CALIFORNIA | LOCAL
August 16, 1992
The look on the face of Joshua Crain ("Devil of a Summer Camp," July 31) told the whole story. How could that burly Marine frighten a youngster so much trying to get him to jump from a 35-foot tower? Thank goodness he had the courage to say no. I guarantee you, Josh will carry the memory of fright and humiliation for years to come. The Times didn't help the situation by running a close-up picture of his terrified face and the statement "he didn't jump." I have two grandchildren, 4 and 6 years old, who ride the big waves at Newport Beach.
April 20, 1986
What have we accomplished with this act of violence? 1--The threat of terrorism looms greater now than before forinnocent people around the world. 2--The Libyan people are more united as a group, and Kadafi will acquire more support as anti-U.S. sentiment grows. 3--We have alienated ourselves from our allies, who had made clear their opposition to U.S. military action against Libya.
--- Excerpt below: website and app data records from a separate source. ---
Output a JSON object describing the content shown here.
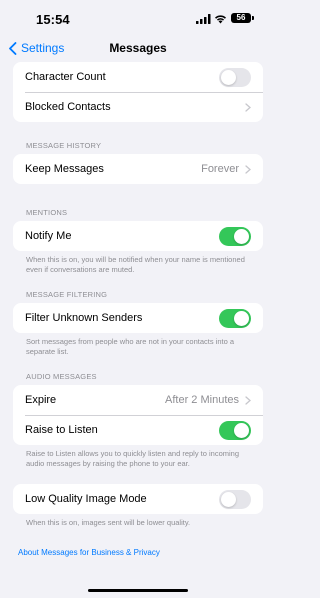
{
  "status_bar": {
    "time": "15:54",
    "battery": "56"
  },
  "nav": {
    "back_label": "Settings",
    "title": "Messages"
  },
  "top_group": {
    "character_count": {
      "label": "Character Count",
      "on": false
    },
    "blocked_contacts": {
      "label": "Blocked Contacts"
    }
  },
  "message_history": {
    "header": "MESSAGE HISTORY",
    "keep_messages": {
      "label": "Keep Messages",
      "value": "Forever"
    }
  },
  "mentions": {
    "header": "MENTIONS",
    "notify_me": {
      "label": "Notify Me",
      "on": true
    },
    "footer": "When this is on, you will be notified when your name is mentioned even if conversations are muted."
  },
  "message_filtering": {
    "header": "MESSAGE FILTERING",
    "filter_unknown": {
      "label": "Filter Unknown Senders",
      "on": true
    },
    "footer": "Sort messages from people who are not in your contacts into a separate list."
  },
  "audio_messages": {
    "header": "AUDIO MESSAGES",
    "expire": {
      "label": "Expire",
      "value": "After 2 Minutes"
    },
    "raise_to_listen": {
      "label": "Raise to Listen",
      "on": true
    },
    "footer": "Raise to Listen allows you to quickly listen and reply to incoming audio messages by raising the phone to your ear."
  },
  "low_quality": {
    "label": "Low Quality Image Mode",
    "on": false,
    "footer": "When this is on, images sent will be lower quality."
  },
  "about_link": "About Messages for Business & Privacy",
  "colors": {
    "accent": "#007aff",
    "switch_on": "#34c759",
    "switch_off": "#e5e5ea",
    "background": "#f2f2f7"
  }
}
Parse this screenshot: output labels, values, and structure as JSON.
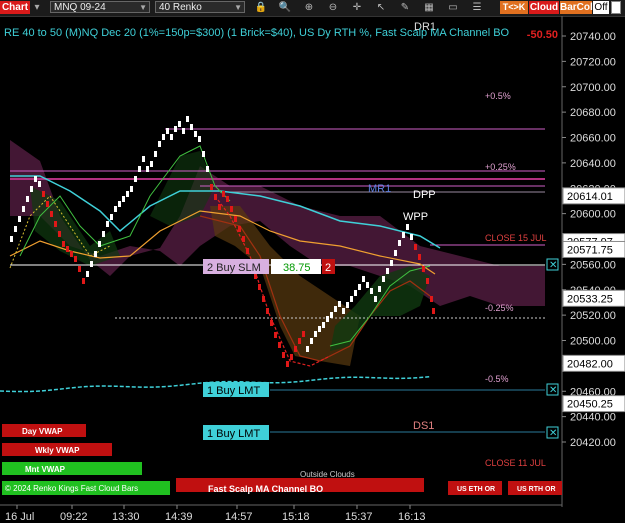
{
  "toolbar": {
    "chart_label": "Chart",
    "instrument": "MNQ 09-24",
    "bar_type": "40 Renko",
    "tool_icons": [
      "lock-icon",
      "magnifier-icon",
      "zoom-in-icon",
      "zoom-out-icon",
      "crosshair-icon",
      "cursor-icon",
      "pencil-icon",
      "grid-icon",
      "data-box-icon",
      "properties-icon"
    ],
    "tk_label": "T<>K",
    "cloud_label": "Cloud",
    "barcol_label": "BarCol",
    "off_label": "Off",
    "colors": {
      "tk": "#e07020",
      "cloud": "#d81a1a",
      "barcol": "#e07020",
      "off": "#ffffff"
    }
  },
  "chart": {
    "title": "RE 40 to 50 (M)NQ Dec 20 (1%=150p=$300) (1 Brick=$40), US Dy RTH %, Fast Scalp MA Channel BO",
    "top_right_value": "-50.50",
    "y_axis": {
      "ticks": [
        "20740.00",
        "20720.00",
        "20700.00",
        "20680.00",
        "20660.00",
        "20640.00",
        "20620.00",
        "20600.00",
        "20580.00",
        "20560.00",
        "20540.00",
        "20520.00",
        "20500.00",
        "20480.00",
        "20460.00",
        "20440.00",
        "20420.00"
      ],
      "price_flags": [
        {
          "value": "20614.01",
          "bg": "#ffffff",
          "fg": "#000000"
        },
        {
          "value": "20577.97",
          "bg": "#ffffff",
          "fg": "#000000"
        },
        {
          "value": "20571.75",
          "bg": "#ffffff",
          "fg": "#000000"
        },
        {
          "value": "20533.25",
          "bg": "#ffffff",
          "fg": "#000000"
        },
        {
          "value": "20482.00",
          "bg": "#ffffff",
          "fg": "#000000"
        },
        {
          "value": "20450.25",
          "bg": "#ffffff",
          "fg": "#000000"
        }
      ]
    },
    "x_axis": {
      "ticks": [
        "16 Jul",
        "09:22",
        "13:30",
        "14:39",
        "14:57",
        "15:18",
        "15:37",
        "16:13"
      ]
    },
    "level_labels": {
      "dr1": "DR1",
      "plus05": "+0.5%",
      "plus025": "+0.25%",
      "mr1": "MR1",
      "dpp": "DPP",
      "wpp": "WPP",
      "close15": "CLOSE 15 JUL",
      "minus025": "-0.25%",
      "minus05": "-0.5%",
      "ds1": "DS1",
      "close11": "CLOSE 11 JUL",
      "outside_clouds": "Outside Clouds"
    },
    "orders": [
      {
        "side": "Buy",
        "type": "SLM",
        "qty": "2",
        "label": "2 Buy SLM",
        "price": "38.75",
        "count": "2"
      },
      {
        "side": "Buy",
        "type": "LMT",
        "qty": "1",
        "label": "1 Buy LMT"
      },
      {
        "side": "Buy",
        "type": "LMT",
        "qty": "1",
        "label": "1 Buy LMT"
      }
    ],
    "status_buttons": {
      "day_vwap": "Day VWAP",
      "wkly_vwap": "Wkly VWAP",
      "mnt_vwap": "Mnt VWAP",
      "fast_scalp": "Fast Scalp MA Channel BO",
      "us_eth": "US ETH OR",
      "us_rth": "US RTH OR"
    },
    "copyright": "© 2024 Renko Kings Fast Cloud Bars",
    "colors": {
      "up_brick": "#ffffff",
      "down_brick": "#e01818",
      "cloud_purple": "#4a1a3a",
      "cloud_orange": "#5a3a10",
      "cloud_green": "#103a10",
      "cyan": "#3fd0d8",
      "magenta": "#d060c8",
      "orange": "#f0a030",
      "green": "#40c040",
      "red_dash": "#e02020"
    }
  }
}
These are the costs that we pay for the feeling of "satisfaction" that we allegedly gain by retaliating militarily for past humiliation.
February 14, 2004
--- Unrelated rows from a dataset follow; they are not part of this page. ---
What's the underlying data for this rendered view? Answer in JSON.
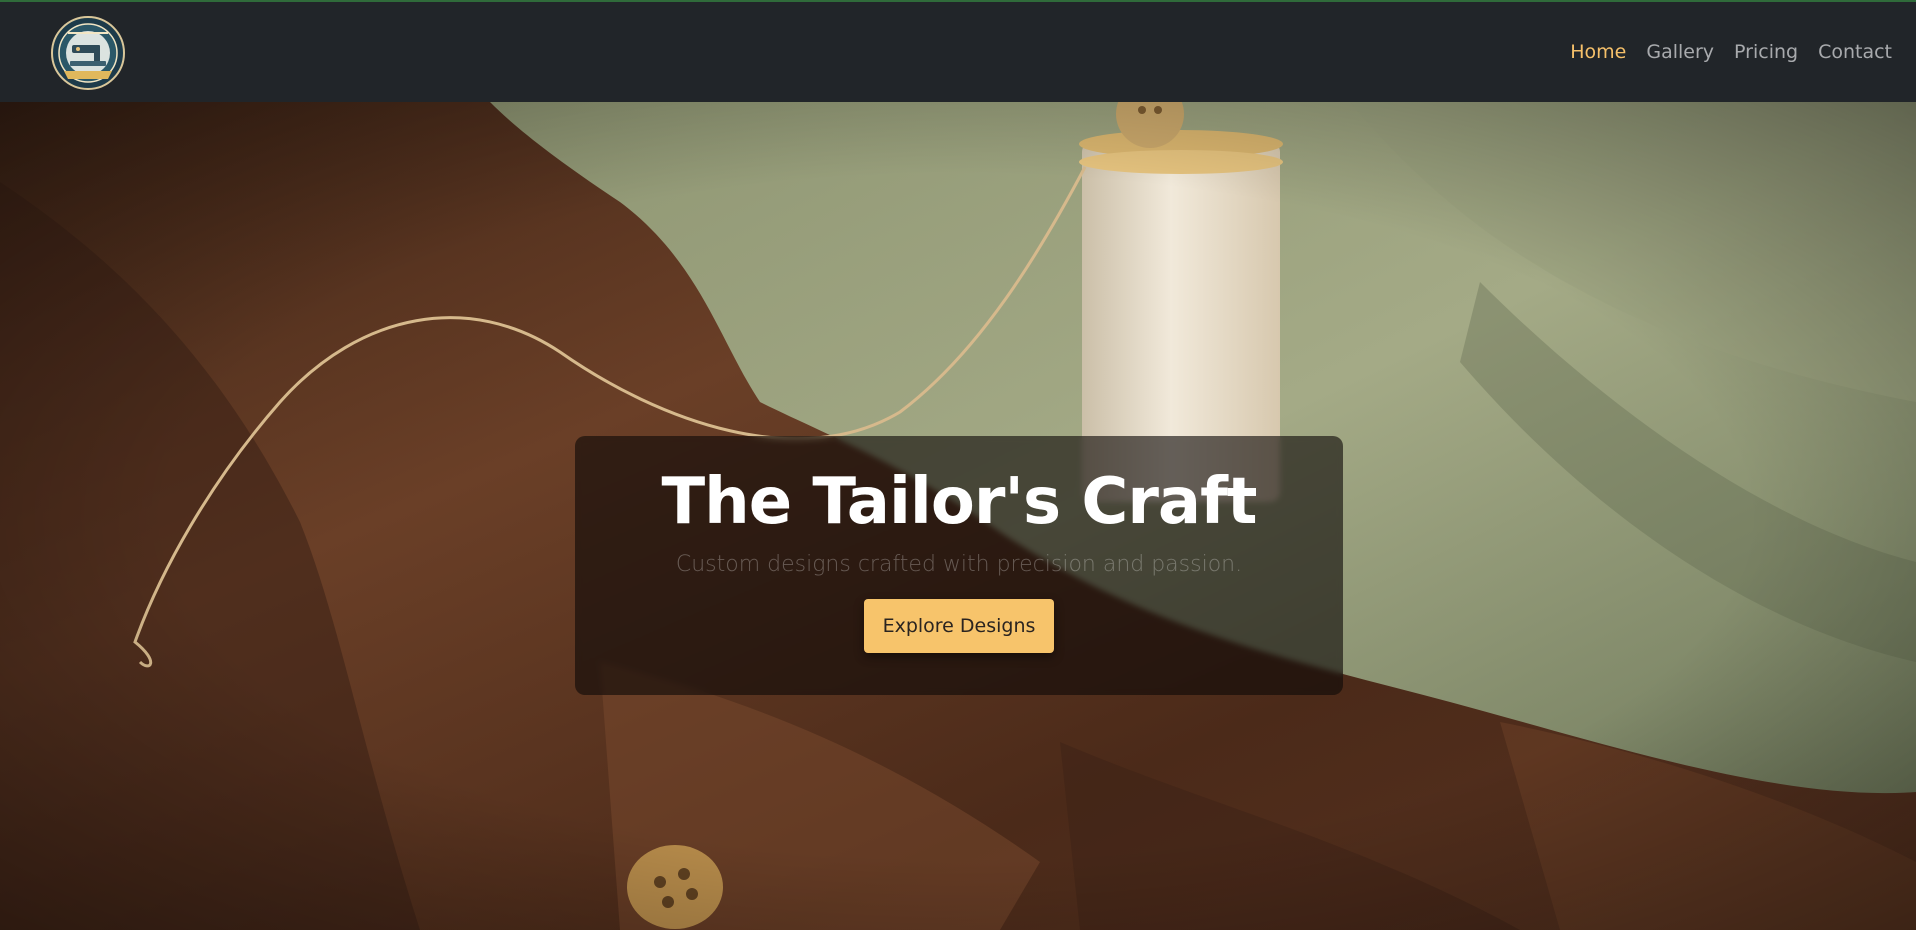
{
  "nav": {
    "logo_icon": "tailoring-logo-icon",
    "links": [
      {
        "label": "Home",
        "active": true
      },
      {
        "label": "Gallery",
        "active": false
      },
      {
        "label": "Pricing",
        "active": false
      },
      {
        "label": "Contact",
        "active": false
      }
    ]
  },
  "hero": {
    "background_icon": "fabric-thread-spool-photo",
    "title": "The Tailor's Craft",
    "subtitle": "Custom designs crafted with precision and passion.",
    "cta_label": "Explore Designs"
  },
  "colors": {
    "navbar_bg": "#212529",
    "accent": "#f7c46b",
    "active_link": "#f5c06a",
    "link": "#a8aaad"
  }
}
Regarding the article about William Hung ("Off-Key, On the Map," by Shawn Hubler, Feb. 6), you inadvertently reveal a judiciously maintained but rather obvious secret, that Hung, like every other candidate for "American Idol," went through a careful selection process before ever facing the draconian judging panel of Simon, Paula and Randy. One can't help assume, having heard Hung attempt to sing, that his original auditioners knew perfectly well they were slipping in a dud to spice up the show.
CALIFORNIA | LOCAL
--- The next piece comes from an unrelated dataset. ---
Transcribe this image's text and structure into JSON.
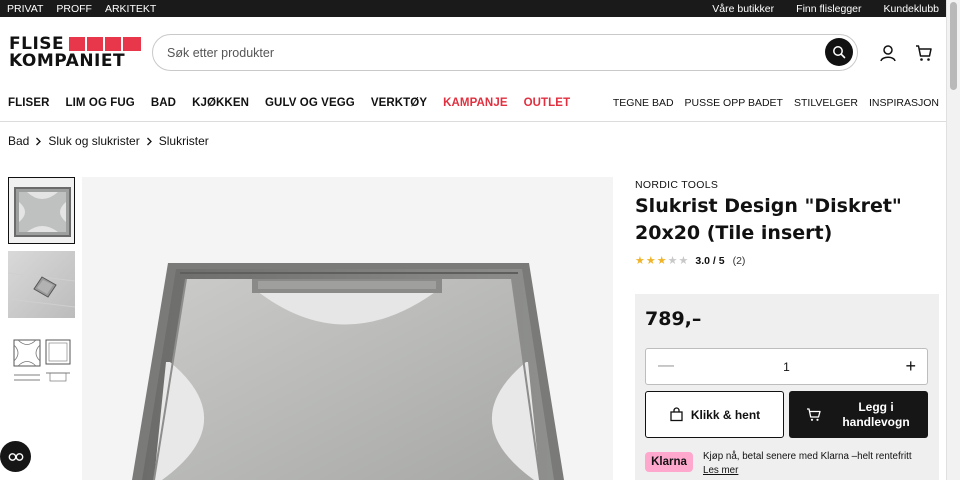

June 19, 1994
In reading your story "Swat Leads to Discrimination Complaint Against Professor," (June 10) I too felt a rush of humiliation and rage. As an African American father of four, my humiliation was at the fact that (Keary Johns) willingly placed himself in such a compromising position because he was "in a bind" of his own doing. My rage was because rather than accept responsibility for his actions, he set out to blame everyone but himself for what resulted. (Johns) was not stripped of his manhood, he willingly sacrificed it when he chose to compromise his bare backside in pursuit of a grade and a diploma.
September 27, 1985 |
Michael O'Harro admits it's unusual to sue a hotel for $50,000 because of his claim that Barbara Sinatra threw him out of the inaugural party she was hosting there. But then, O'Harro is an unusual fellow, who tells an unusual story. Here it is: Before attending the ultra-exclusive Sinatra party last January, O'Harro--a Los Angeles native and owner of a Georgetown singles bar--had thought of everything.
June 9, 2004
Marc Sageman argues that terrorists can be defeated only by attacking their ideas, by altering "Muslims' perception that their interests are hostile to the West" (Opinion, June 6). We must, he says, engage them on "the battlefield of interpretations." That certainly beats the prevailing idea that we can defeat terrorists by killing them all. But what if the jihadist imagination is fired by what the headline of Jessica Stern's insightful piece (on the same page) calls "a caldron of humiliation"?
CALIFORNIA | LOCAL
March 4, 2001
Re "Judge Voids Jury Verdict in Halloween-Prank Shooting" Feb. 24: Here are two definitions. A prank is something done to provoke laughter or amusement. A theft is an act of stealing. The first is playful and harmless; the second, a crime. These were not two little boys out having fun. They were both young men out intentionally hurting others for their own amusement. ROBERT SPENCER Westminster I have felt the fear of being at the mercy of teenagers who hunt in packs and think of themselves above the law. I have no tolerance for any kind of vandalism and would like to see the punishment for graffiti or petty theft handled as I understand it is in Indonesia or Singapore, with public flogging or public humiliation.